Chancellor Philip Hammond today slapped down Boris Johnson for demanding a £5 billion cash injection for the National Health Service.
In a curt put-down, the Treasury chief made clear he thought the Foreign Secretary was guilty of straying beyond his turf.
Arriving at a meeting of EU finance ministers in Brussels, he said: “Mr Johnson is the Foreign Secretary. I gave the Health Secretary an extra £6 billion at the recent Budget and we will look at departmental allocations again at the spending review when that takes place.”
The dispute burst into the open after allies of Mr Johnson revealed he intended to use today’s Cabinet meeting to call for an extra £100 million a week for the NHS.
His intervention was trailed in newspaper reports quoting allies boasting he had a “track record of winning” and would “not relent”.
Friends of Mr Johnson denied he was intervening simply to try to honour the promise of more NHS cash made by Brexiters in the 2016 referendum.
One said: “It’s not about the referendum. It’s about making sure that Jeremy Corbyn does not get the keys to No 10.”
It was not clear how Theresa May would respond when her Foreign Secretary tries to raise the matter.
Sources close to her were silent ahead of the meeting. Mr Johnson was expected to put his hand up after either an update by Jeremy Hunt on the winter beds crisis, or near the end of Cabinet when the Premier asks if there is anything else ministers wish to raise.
Asked if he had put the Foreign Secretary in his place, sources close to the Chancellor said the remarks were merely “two statements of fact”.
Mrs May’s ex-chief of staff Nick Timothy said: “Breaching collective responsibility and leaking Cabinet discussions are bad enough but part of political life. But pre-briefing your disagreement with Government policy ahead of Cabinet?” However, senior Tory MP Robert Halfon tweeted: “Good one Bojo — good to campaign for: An umbilical chord between GB public and #NHS. Just right thing to do.”
Mr Johnson called for the NHS to be “at the very top of the list” for funds when the UK “takes back control” of money it would have sent to Brussels.

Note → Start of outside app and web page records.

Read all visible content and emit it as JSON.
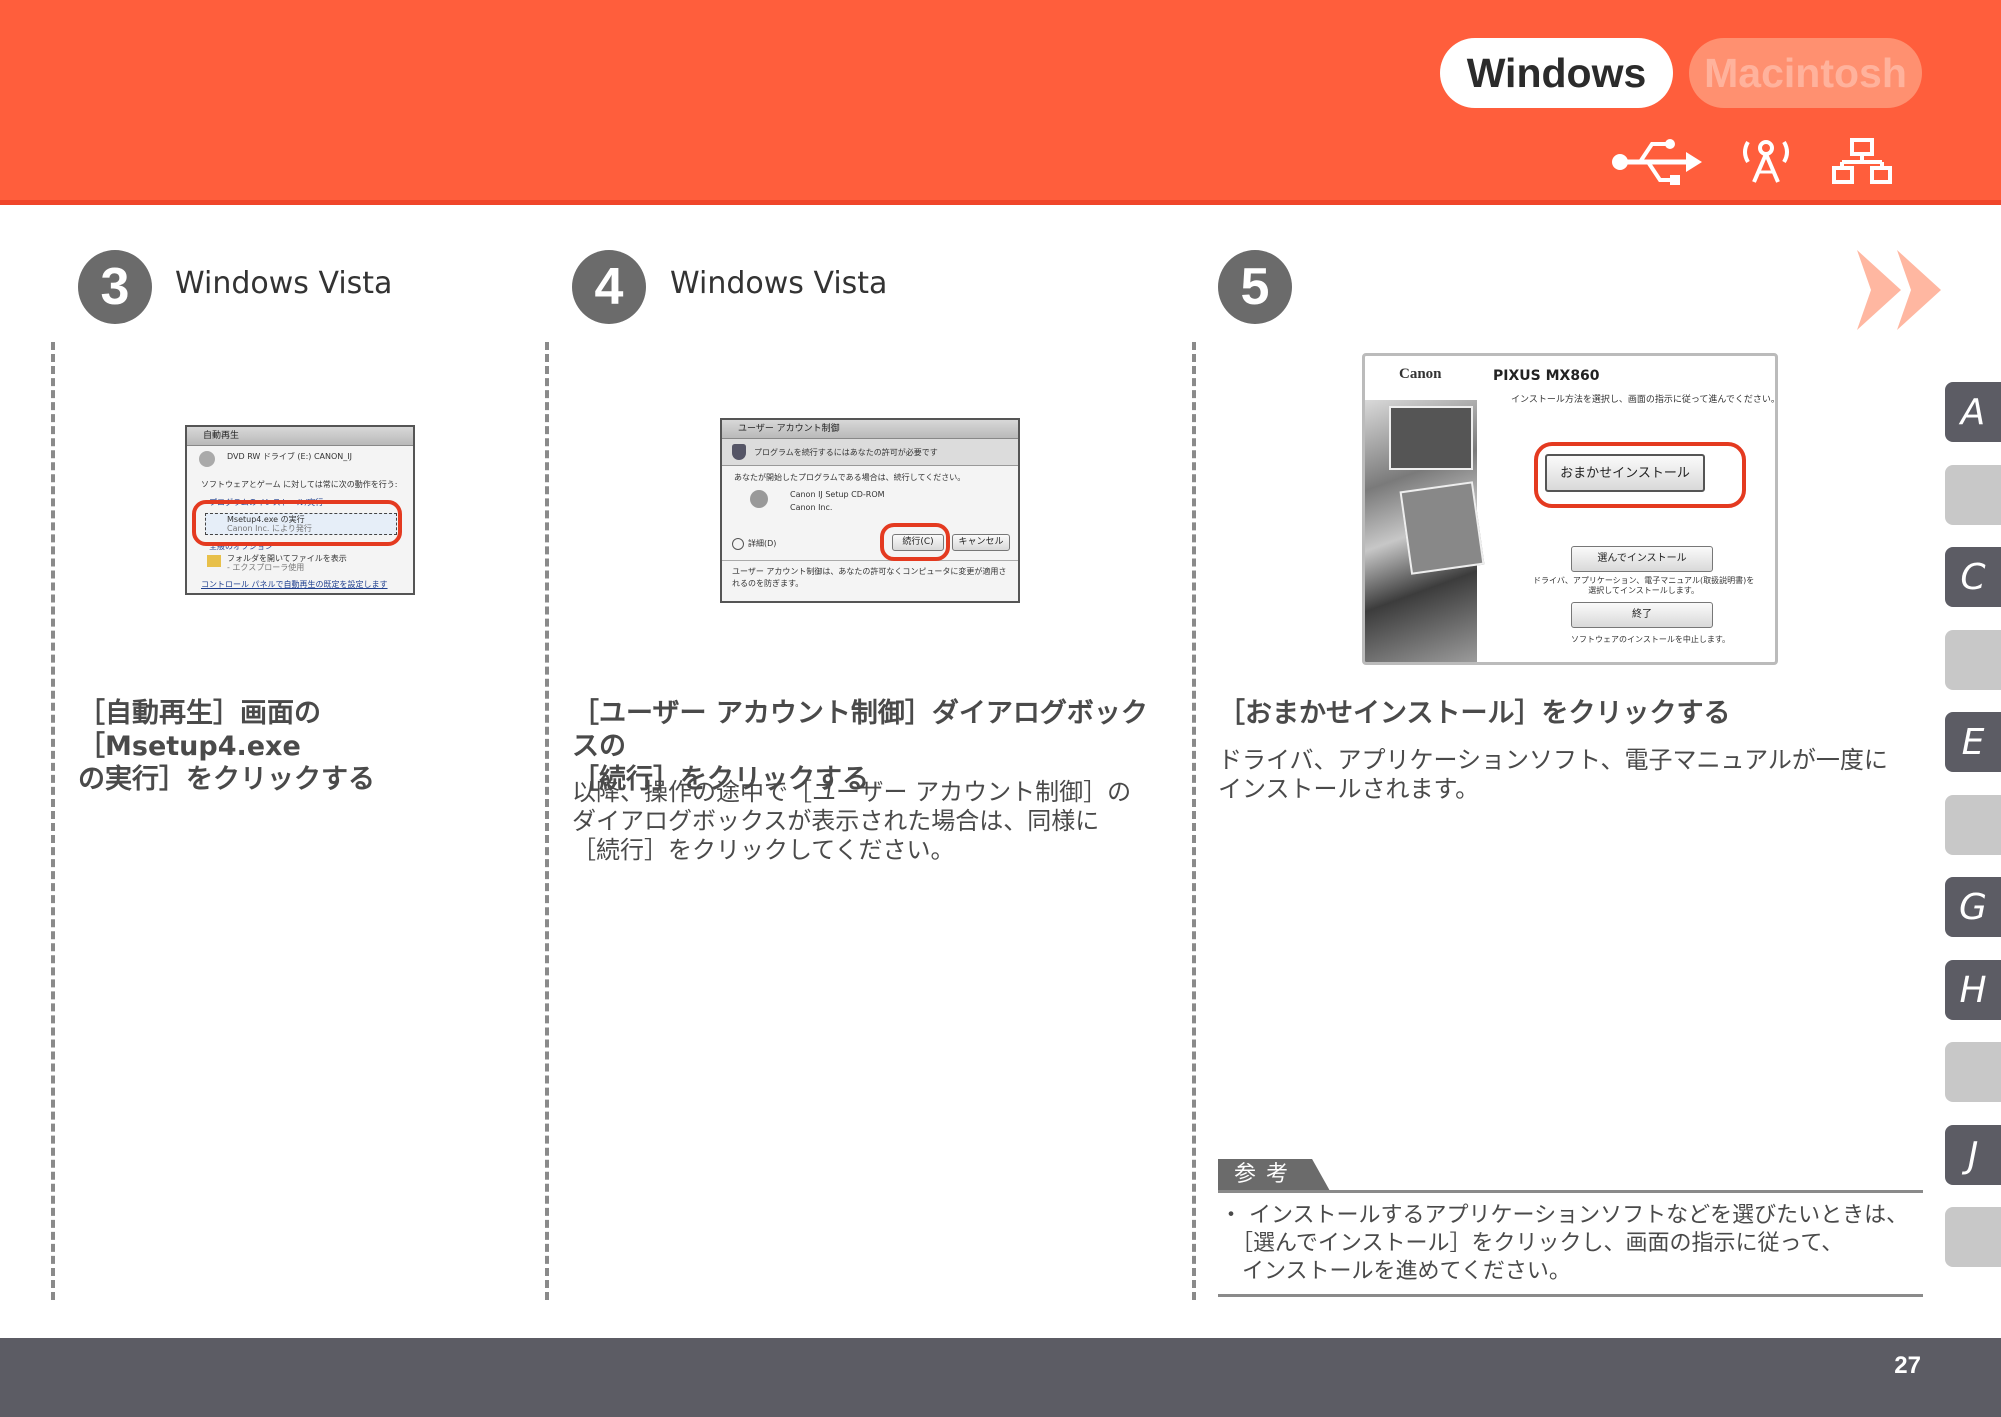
{
  "header": {
    "os_tabs": [
      {
        "label": "Windows",
        "active": true
      },
      {
        "label": "Macintosh",
        "active": false
      }
    ],
    "connection_icons": [
      "usb-icon",
      "wireless-icon",
      "network-icon"
    ]
  },
  "steps": [
    {
      "number": "3",
      "os": "Windows Vista",
      "heading": "［自動再生］画面の［Msetup4.exe\nの実行］をクリックする",
      "screenshot": {
        "title": "自動再生",
        "drive": "DVD RW ドライブ (E:) CANON_IJ",
        "checkbox": "ソフトウェアとゲーム に対しては常に次の動作を行う:",
        "section": "プログラムのインストール/実行",
        "option_name": "Msetup4.exe の実行",
        "option_publisher": "Canon Inc. により発行",
        "general_section": "全般のオプション",
        "folder_option": "フォルダを開いてファイルを表示",
        "folder_sub": "- エクスプローラ使用",
        "footer_link": "コントロール パネルで自動再生の既定を設定します"
      }
    },
    {
      "number": "4",
      "os": "Windows Vista",
      "heading": "［ユーザー アカウント制御］ダイアログボックスの\n［続行］をクリックする",
      "body": "以降、操作の途中で［ユーザー アカウント制御］の\nダイアログボックスが表示された場合は、同様に\n［続行］をクリックしてください。",
      "screenshot": {
        "title": "ユーザー アカウント制御",
        "banner": "プログラムを続行するにはあなたの許可が必要です",
        "prompt": "あなたが開始したプログラムである場合は、続行してください。",
        "program": "Canon IJ Setup CD-ROM",
        "publisher": "Canon Inc.",
        "details": "詳細(D)",
        "continue_button": "続行(C)",
        "cancel_button": "キャンセル",
        "footer": "ユーザー アカウント制御は、あなたの許可なくコンピュータに変更が適用されるのを防ぎます。"
      }
    },
    {
      "number": "5",
      "os": "",
      "heading": "［おまかせインストール］をクリックする",
      "body": "ドライバ、アプリケーションソフト、電子マニュアルが一度に\nインストールされます。",
      "screenshot": {
        "brand": "Canon",
        "model": "PIXUS MX860",
        "instruction": "インストール方法を選択し、画面の指示に従って進んでください。",
        "easy_install_button": "おまかせインストール",
        "custom_install_button": "選んでインストール",
        "custom_desc": "ドライバ、アプリケーション、電子マニュアル(取扱説明書)を\n選択してインストールします。",
        "exit_button": "終了",
        "exit_desc": "ソフトウェアのインストールを中止します。"
      }
    }
  ],
  "note": {
    "label": "参考",
    "text": "・ インストールするアプリケーションソフトなどを選びたいときは、\n　［選んでインストール］をクリックし、画面の指示に従って、\n　インストールを進めてください。"
  },
  "side_tabs": [
    "A",
    "",
    "C",
    "",
    "E",
    "",
    "G",
    "H",
    "",
    "J",
    ""
  ],
  "page_number": "27",
  "colors": {
    "header": "#ff5e3c",
    "footer": "#5c5c64",
    "step_circle": "#6b6b6b",
    "highlight_ring": "#e43a20",
    "next_arrow": "#ffb7a1"
  }
}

But the Brexit campaign’s claim that £350 million a week could be freed for the NHS by leaving the EU has been widely debunked.
Official statistician Sir David Norgrove said Mr Johnson was “confusing gross and net contributions”. In the Budget, Mr Hammond committed £2.8 billion extra to the NHS in England along with £3.5 billion of capital funding.
Four former ministers — Nick Boles, Grant Shapps, Ed Vaizey and Sir Nicholas Soames — have called for more vision from Mrs May’s government in the past few days.
Plans for a larger-than-life statue of Margaret Thatcher to be erected in Parliament Square have been rejected.
Westminster Council’s planning committee members unanimously decided to block the proposal on Tuesday evening.
The “life size-and-a-half” statue would have been placed on a plinth looking towards the Palace of Westminster.
Ir was to feature Baroness Thatcher dressed in her peers’ robes. But councillors agreed this did not reflect her importance in history as a Prime Minister.
The meeting also agreed that the statue should first receive approval from the Thatcher family before getting the go-ahead.
It comes after plans went back to members of Westminster city council’s planning applications sub-committee six months after it was axed over vandalism fears.
The original idea for the memorial to Baroness Thatcher, who died in 2013, was blocked in July over fears it would be attacked and the new plans include building a four metre-high granite plinth for it to stand on and minimising “any ledges or other protuberance that could be used as climbing aids”.
Westminster City Council chairman of planning, Cllr Richard Beddoe, said: “The lack of family support and the committee’s concerns around the design of the proposed statue were the key determining factors in turning down this application.
“As our country’s first female Prime Minister Baroness Thatcher is a hugely significant figure in British history andin principle the council is infavour of a statuecommemorating her in Parliament Square, but it must be the right statue, with an appropriate design and the support of her family. The so called `ten year rule’ was not a reason for refusal in this case.
“We would welcome future proposals for a more appropriate statue of Baroness Thatcher, depicting her as Prime Minister, rather than the current design that shows her in the House of Lords and one that has clear and public support of her family.”